The news that “Environmentalists concerned about shale gas drilling in Maryland returned to Annapolis Wednesday to try again for a legislative moratorium on “fracking,” as the controversial technique of hydraulic fracturing is called. The Baltimore Sun reported there were a “Waving signs and chanting “Protect us from fracking,” activists huddled in Lawyers Mall in front of the State House just before the opening of the 90-day session of the General Assembly. Speaker after speaker called for lawmakers to block any drilling in Maryland until studies determine if it can be done safely.”

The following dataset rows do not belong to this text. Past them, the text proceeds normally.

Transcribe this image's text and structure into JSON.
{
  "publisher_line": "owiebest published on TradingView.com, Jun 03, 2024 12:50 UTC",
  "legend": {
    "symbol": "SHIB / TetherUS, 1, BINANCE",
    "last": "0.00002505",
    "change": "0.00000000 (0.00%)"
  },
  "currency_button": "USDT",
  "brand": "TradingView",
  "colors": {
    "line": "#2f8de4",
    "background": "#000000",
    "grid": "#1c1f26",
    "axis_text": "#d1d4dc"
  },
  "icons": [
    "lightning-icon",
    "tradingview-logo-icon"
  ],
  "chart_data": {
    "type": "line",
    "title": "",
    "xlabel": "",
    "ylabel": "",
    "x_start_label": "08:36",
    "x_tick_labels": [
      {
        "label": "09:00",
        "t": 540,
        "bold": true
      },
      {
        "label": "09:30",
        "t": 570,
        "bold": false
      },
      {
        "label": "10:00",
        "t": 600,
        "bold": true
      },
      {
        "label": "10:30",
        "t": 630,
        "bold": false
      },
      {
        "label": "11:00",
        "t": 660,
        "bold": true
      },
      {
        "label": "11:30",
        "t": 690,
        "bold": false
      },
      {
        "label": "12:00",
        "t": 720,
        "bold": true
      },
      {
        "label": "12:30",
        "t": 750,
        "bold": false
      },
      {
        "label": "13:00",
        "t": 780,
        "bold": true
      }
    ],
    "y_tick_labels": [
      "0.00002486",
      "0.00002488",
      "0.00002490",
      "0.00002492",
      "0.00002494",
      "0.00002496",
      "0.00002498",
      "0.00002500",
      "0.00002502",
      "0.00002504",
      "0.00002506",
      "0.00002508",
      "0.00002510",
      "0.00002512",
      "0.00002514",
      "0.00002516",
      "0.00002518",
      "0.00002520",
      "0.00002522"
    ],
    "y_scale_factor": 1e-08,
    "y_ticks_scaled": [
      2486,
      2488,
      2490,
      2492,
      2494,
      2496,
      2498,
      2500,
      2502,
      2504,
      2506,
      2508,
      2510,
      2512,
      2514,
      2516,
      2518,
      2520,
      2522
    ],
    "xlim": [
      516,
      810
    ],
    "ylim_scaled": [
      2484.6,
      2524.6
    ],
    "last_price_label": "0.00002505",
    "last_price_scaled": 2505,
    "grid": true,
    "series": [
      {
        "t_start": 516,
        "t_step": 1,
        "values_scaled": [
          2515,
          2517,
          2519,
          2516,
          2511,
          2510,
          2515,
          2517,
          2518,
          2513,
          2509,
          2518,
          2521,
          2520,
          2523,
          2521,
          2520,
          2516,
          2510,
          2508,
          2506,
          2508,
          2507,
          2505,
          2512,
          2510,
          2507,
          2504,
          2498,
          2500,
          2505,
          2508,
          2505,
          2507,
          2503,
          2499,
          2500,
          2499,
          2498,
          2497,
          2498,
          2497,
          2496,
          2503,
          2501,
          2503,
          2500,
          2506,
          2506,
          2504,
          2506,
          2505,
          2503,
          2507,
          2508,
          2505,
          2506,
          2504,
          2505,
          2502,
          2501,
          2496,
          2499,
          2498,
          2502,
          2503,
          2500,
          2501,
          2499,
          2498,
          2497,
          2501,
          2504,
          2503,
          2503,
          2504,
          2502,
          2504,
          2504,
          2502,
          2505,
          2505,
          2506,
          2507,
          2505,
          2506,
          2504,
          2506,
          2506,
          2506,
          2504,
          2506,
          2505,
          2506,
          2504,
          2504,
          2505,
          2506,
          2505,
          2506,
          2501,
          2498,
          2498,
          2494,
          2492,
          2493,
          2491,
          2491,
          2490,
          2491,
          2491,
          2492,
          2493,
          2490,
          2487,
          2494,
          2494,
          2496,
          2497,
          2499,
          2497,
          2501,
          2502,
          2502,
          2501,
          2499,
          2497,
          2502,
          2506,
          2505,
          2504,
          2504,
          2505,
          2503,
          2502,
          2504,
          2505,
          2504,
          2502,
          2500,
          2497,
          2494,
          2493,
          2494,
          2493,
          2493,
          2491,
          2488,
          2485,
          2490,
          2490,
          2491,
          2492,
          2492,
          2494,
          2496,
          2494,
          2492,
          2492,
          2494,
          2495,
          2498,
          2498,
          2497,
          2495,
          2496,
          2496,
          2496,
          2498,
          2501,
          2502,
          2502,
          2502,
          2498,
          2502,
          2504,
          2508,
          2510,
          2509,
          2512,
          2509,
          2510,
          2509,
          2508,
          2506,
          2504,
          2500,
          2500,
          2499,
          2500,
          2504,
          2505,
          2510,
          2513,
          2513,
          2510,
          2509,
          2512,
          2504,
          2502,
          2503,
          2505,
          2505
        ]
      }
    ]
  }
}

The moratorium bid – one of the environmental community’s top legislative priorities – has failed in previous years, at least partly because the state has had a de facto fracking ban since 2011. That’s when Gov. Martin O’Malley ordered a commission to study the technique. Del. Heather R. Mizeur, a Montgomery County Democrat who has championed concerns about fracking’s impact, greeted the rally and drew cheers,” reports Baltimore Sun.
Activists have voiced wide-ranging concerns about fracking, including its potential to contaminate ground- and surface water. Regulators in other states have generally failed to find more than isolated problems, but opponents have suggested the industry has avoided close scrutiny elsewhere.
More information on drilling has been found to adverse effects on the environment such as, “Other potentially gas-bearing deposits have been identified in central and southern Maryland, they said. There have been news reports that a Texas energy company has leased 80,000 acres in Virginia over the Taylorsville Basin, one such deposit that stretches across the Potomac River as far north as Anne Arundel County. Drew Cobbs, executive director of the Maryland Petroleum Council, dismissed activists’ attempts to portray fracking as a statewide issue. He noted that the U.S. Geological Survey has estimated gas prospects in other parts of the state are miniscule by comparison with the energy locked in the Marcellus shale in the west.”
It was noted that not only were activists committed to the protest “but the project has powerful supporters, including labor unions and many elected officials in southern Maryland. Dominion says building the export facility would generate 3,000 construction jobs and $3.8 billion in investment. ”
The pendulum of emotions on this boom are coming out of varied research and yet, the full impact of fracking will not be realized for some time. The impact of fracking on the three E’s (economy, environment and energy) draw differing political positions that make the varied voices complex. The ability to disagree but understand that every reaction has an opposite or equal reaction still holds that there is truth on both sides.